_Exercise instructions_
For this exercise, write out the whole listing below exactly, omitting its images.

_Data to examine_
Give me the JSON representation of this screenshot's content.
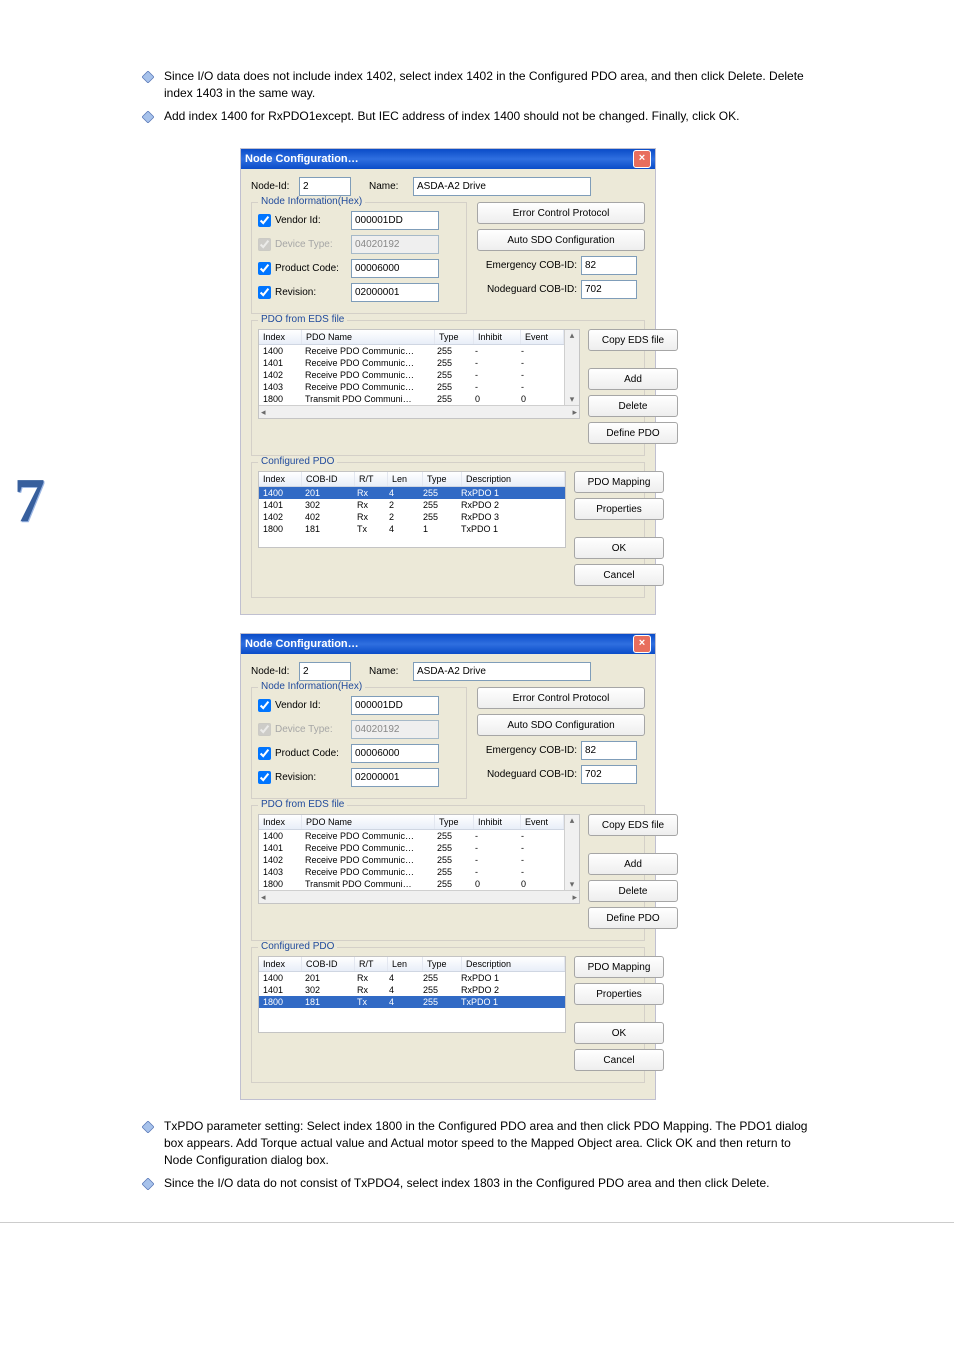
{
  "bullets": {
    "b1": "Since I/O data does not include index 1402, select index 1402 in the Configured PDO area, and then click Delete. Delete index 1403 in the same way.",
    "b2": "Add index 1400 for RxPDO1except. But IEC address of index 1400 should not be changed. Finally, click OK.",
    "b3": "TxPDO parameter setting: Select index 1800 in the Configured PDO area and then click PDO Mapping. The PDO1 dialog box appears. Add Torque actual value and Actual motor speed to the Mapped Object area. Click OK and then return to Node Configuration dialog box.",
    "b4": "Since the I/O data do not consist of TxPDO4, select index 1803 in the Configured PDO area and then click Delete."
  },
  "dlg1": {
    "title": "Node Configuration…",
    "nodeIdLabel": "Node-Id:",
    "nodeId": "2",
    "nameLabel": "Name:",
    "name": "ASDA-A2 Drive",
    "nodeInfoTitle": "Node Information(Hex)",
    "vendorLabel": "Vendor Id:",
    "vendorVal": "000001DD",
    "deviceTypeLabel": "Device Type:",
    "deviceTypeVal": "04020192",
    "productCodeLabel": "Product Code:",
    "productCodeVal": "00006000",
    "revisionLabel": "Revision:",
    "revisionVal": "02000001",
    "errBtn": "Error Control Protocol",
    "autoBtn": "Auto SDO Configuration",
    "emCobLabel": "Emergency COB-ID:",
    "emCobVal": "82",
    "ngCobLabel": "Nodeguard COB-ID:",
    "ngCobVal": "702",
    "pdoFromTitle": "PDO from EDS file",
    "pdoCols": [
      "Index",
      "PDO Name",
      "Type",
      "Inhibit",
      "Event"
    ],
    "pdoRows": [
      {
        "idx": "1400",
        "name": "Receive PDO Communic…",
        "type": "255",
        "inh": "-",
        "evt": "-"
      },
      {
        "idx": "1401",
        "name": "Receive PDO Communic…",
        "type": "255",
        "inh": "-",
        "evt": "-"
      },
      {
        "idx": "1402",
        "name": "Receive PDO Communic…",
        "type": "255",
        "inh": "-",
        "evt": "-"
      },
      {
        "idx": "1403",
        "name": "Receive PDO Communic…",
        "type": "255",
        "inh": "-",
        "evt": "-"
      },
      {
        "idx": "1800",
        "name": "Transmit PDO Communi…",
        "type": "255",
        "inh": "0",
        "evt": "0"
      }
    ],
    "copyBtn": "Copy EDS file",
    "addBtn": "Add",
    "delBtn": "Delete",
    "defBtn": "Define PDO",
    "cfgTitle": "Configured PDO",
    "cfgCols": [
      "Index",
      "COB-ID",
      "R/T",
      "Len",
      "Type",
      "Description"
    ],
    "cfgRows": [
      {
        "idx": "1400",
        "cob": "201",
        "rt": "Rx",
        "len": "4",
        "type": "255",
        "desc": "RxPDO 1",
        "sel": true
      },
      {
        "idx": "1401",
        "cob": "302",
        "rt": "Rx",
        "len": "2",
        "type": "255",
        "desc": "RxPDO 2"
      },
      {
        "idx": "1402",
        "cob": "402",
        "rt": "Rx",
        "len": "2",
        "type": "255",
        "desc": "RxPDO 3"
      },
      {
        "idx": "1800",
        "cob": "181",
        "rt": "Tx",
        "len": "4",
        "type": "1",
        "desc": "TxPDO 1"
      }
    ],
    "mapBtn": "PDO Mapping",
    "propBtn": "Properties",
    "okBtn": "OK",
    "cancelBtn": "Cancel"
  },
  "dlg2": {
    "title": "Node Configuration…",
    "nodeIdLabel": "Node-Id:",
    "nodeId": "2",
    "nameLabel": "Name:",
    "name": "ASDA-A2 Drive",
    "nodeInfoTitle": "Node Information(Hex)",
    "vendorLabel": "Vendor Id:",
    "vendorVal": "000001DD",
    "deviceTypeLabel": "Device Type:",
    "deviceTypeVal": "04020192",
    "productCodeLabel": "Product Code:",
    "productCodeVal": "00006000",
    "revisionLabel": "Revision:",
    "revisionVal": "02000001",
    "errBtn": "Error Control Protocol",
    "autoBtn": "Auto SDO Configuration",
    "emCobLabel": "Emergency COB-ID:",
    "emCobVal": "82",
    "ngCobLabel": "Nodeguard COB-ID:",
    "ngCobVal": "702",
    "pdoFromTitle": "PDO from EDS file",
    "pdoCols": [
      "Index",
      "PDO Name",
      "Type",
      "Inhibit",
      "Event"
    ],
    "pdoRows": [
      {
        "idx": "1400",
        "name": "Receive PDO Communic…",
        "type": "255",
        "inh": "-",
        "evt": "-"
      },
      {
        "idx": "1401",
        "name": "Receive PDO Communic…",
        "type": "255",
        "inh": "-",
        "evt": "-"
      },
      {
        "idx": "1402",
        "name": "Receive PDO Communic…",
        "type": "255",
        "inh": "-",
        "evt": "-"
      },
      {
        "idx": "1403",
        "name": "Receive PDO Communic…",
        "type": "255",
        "inh": "-",
        "evt": "-"
      },
      {
        "idx": "1800",
        "name": "Transmit PDO Communi…",
        "type": "255",
        "inh": "0",
        "evt": "0"
      }
    ],
    "copyBtn": "Copy EDS file",
    "addBtn": "Add",
    "delBtn": "Delete",
    "defBtn": "Define PDO",
    "cfgTitle": "Configured PDO",
    "cfgCols": [
      "Index",
      "COB-ID",
      "R/T",
      "Len",
      "Type",
      "Description"
    ],
    "cfgRows": [
      {
        "idx": "1400",
        "cob": "201",
        "rt": "Rx",
        "len": "4",
        "type": "255",
        "desc": "RxPDO 1"
      },
      {
        "idx": "1401",
        "cob": "302",
        "rt": "Rx",
        "len": "4",
        "type": "255",
        "desc": "RxPDO 2"
      },
      {
        "idx": "1800",
        "cob": "181",
        "rt": "Tx",
        "len": "4",
        "type": "255",
        "desc": "TxPDO 1",
        "sel": true
      }
    ],
    "mapBtn": "PDO Mapping",
    "propBtn": "Properties",
    "okBtn": "OK",
    "cancelBtn": "Cancel"
  }
}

_Answer below_
Give me the JSON representation of this screenshot's content.
{
  "bullets": {
    "b1": "Since I/O data does not include index 1402, select index 1402 in the Configured PDO area, and then click Delete. Delete index 1403 in the same way.",
    "b2": "Add index 1400 for RxPDO1except. But IEC address of index 1400 should not be changed. Finally, click OK.",
    "b3": "TxPDO parameter setting: Select index 1800 in the Configured PDO area and then click PDO Mapping. The PDO1 dialog box appears. Add Torque actual value and Actual motor speed to the Mapped Object area. Click OK and then return to Node Configuration dialog box.",
    "b4": "Since the I/O data do not consist of TxPDO4, select index 1803 in the Configured PDO area and then click Delete."
  },
  "dlg1": {
    "title": "Node Configuration…",
    "nodeIdLabel": "Node-Id:",
    "nodeId": "2",
    "nameLabel": "Name:",
    "name": "ASDA-A2 Drive",
    "nodeInfoTitle": "Node Information(Hex)",
    "vendorLabel": "Vendor Id:",
    "vendorVal": "000001DD",
    "deviceTypeLabel": "Device Type:",
    "deviceTypeVal": "04020192",
    "productCodeLabel": "Product Code:",
    "productCodeVal": "00006000",
    "revisionLabel": "Revision:",
    "revisionVal": "02000001",
    "errBtn": "Error Control Protocol",
    "autoBtn": "Auto SDO Configuration",
    "emCobLabel": "Emergency COB-ID:",
    "emCobVal": "82",
    "ngCobLabel": "Nodeguard COB-ID:",
    "ngCobVal": "702",
    "pdoFromTitle": "PDO from EDS file",
    "pdoCols": [
      "Index",
      "PDO Name",
      "Type",
      "Inhibit",
      "Event"
    ],
    "pdoRows": [
      {
        "idx": "1400",
        "name": "Receive PDO Communic…",
        "type": "255",
        "inh": "-",
        "evt": "-"
      },
      {
        "idx": "1401",
        "name": "Receive PDO Communic…",
        "type": "255",
        "inh": "-",
        "evt": "-"
      },
      {
        "idx": "1402",
        "name": "Receive PDO Communic…",
        "type": "255",
        "inh": "-",
        "evt": "-"
      },
      {
        "idx": "1403",
        "name": "Receive PDO Communic…",
        "type": "255",
        "inh": "-",
        "evt": "-"
      },
      {
        "idx": "1800",
        "name": "Transmit PDO Communi…",
        "type": "255",
        "inh": "0",
        "evt": "0"
      }
    ],
    "copyBtn": "Copy EDS file",
    "addBtn": "Add",
    "delBtn": "Delete",
    "defBtn": "Define PDO",
    "cfgTitle": "Configured PDO",
    "cfgCols": [
      "Index",
      "COB-ID",
      "R/T",
      "Len",
      "Type",
      "Description"
    ],
    "cfgRows": [
      {
        "idx": "1400",
        "cob": "201",
        "rt": "Rx",
        "len": "4",
        "type": "255",
        "desc": "RxPDO 1",
        "sel": true
      },
      {
        "idx": "1401",
        "cob": "302",
        "rt": "Rx",
        "len": "2",
        "type": "255",
        "desc": "RxPDO 2"
      },
      {
        "idx": "1402",
        "cob": "402",
        "rt": "Rx",
        "len": "2",
        "type": "255",
        "desc": "RxPDO 3"
      },
      {
        "idx": "1800",
        "cob": "181",
        "rt": "Tx",
        "len": "4",
        "type": "1",
        "desc": "TxPDO 1"
      }
    ],
    "mapBtn": "PDO Mapping",
    "propBtn": "Properties",
    "okBtn": "OK",
    "cancelBtn": "Cancel"
  },
  "dlg2": {
    "title": "Node Configuration…",
    "nodeIdLabel": "Node-Id:",
    "nodeId": "2",
    "nameLabel": "Name:",
    "name": "ASDA-A2 Drive",
    "nodeInfoTitle": "Node Information(Hex)",
    "vendorLabel": "Vendor Id:",
    "vendorVal": "000001DD",
    "deviceTypeLabel": "Device Type:",
    "deviceTypeVal": "04020192",
    "productCodeLabel": "Product Code:",
    "productCodeVal": "00006000",
    "revisionLabel": "Revision:",
    "revisionVal": "02000001",
    "errBtn": "Error Control Protocol",
    "autoBtn": "Auto SDO Configuration",
    "emCobLabel": "Emergency COB-ID:",
    "emCobVal": "82",
    "ngCobLabel": "Nodeguard COB-ID:",
    "ngCobVal": "702",
    "pdoFromTitle": "PDO from EDS file",
    "pdoCols": [
      "Index",
      "PDO Name",
      "Type",
      "Inhibit",
      "Event"
    ],
    "pdoRows": [
      {
        "idx": "1400",
        "name": "Receive PDO Communic…",
        "type": "255",
        "inh": "-",
        "evt": "-"
      },
      {
        "idx": "1401",
        "name": "Receive PDO Communic…",
        "type": "255",
        "inh": "-",
        "evt": "-"
      },
      {
        "idx": "1402",
        "name": "Receive PDO Communic…",
        "type": "255",
        "inh": "-",
        "evt": "-"
      },
      {
        "idx": "1403",
        "name": "Receive PDO Communic…",
        "type": "255",
        "inh": "-",
        "evt": "-"
      },
      {
        "idx": "1800",
        "name": "Transmit PDO Communi…",
        "type": "255",
        "inh": "0",
        "evt": "0"
      }
    ],
    "copyBtn": "Copy EDS file",
    "addBtn": "Add",
    "delBtn": "Delete",
    "defBtn": "Define PDO",
    "cfgTitle": "Configured PDO",
    "cfgCols": [
      "Index",
      "COB-ID",
      "R/T",
      "Len",
      "Type",
      "Description"
    ],
    "cfgRows": [
      {
        "idx": "1400",
        "cob": "201",
        "rt": "Rx",
        "len": "4",
        "type": "255",
        "desc": "RxPDO 1"
      },
      {
        "idx": "1401",
        "cob": "302",
        "rt": "Rx",
        "len": "4",
        "type": "255",
        "desc": "RxPDO 2"
      },
      {
        "idx": "1800",
        "cob": "181",
        "rt": "Tx",
        "len": "4",
        "type": "255",
        "desc": "TxPDO 1",
        "sel": true
      }
    ],
    "mapBtn": "PDO Mapping",
    "propBtn": "Properties",
    "okBtn": "OK",
    "cancelBtn": "Cancel"
  }
}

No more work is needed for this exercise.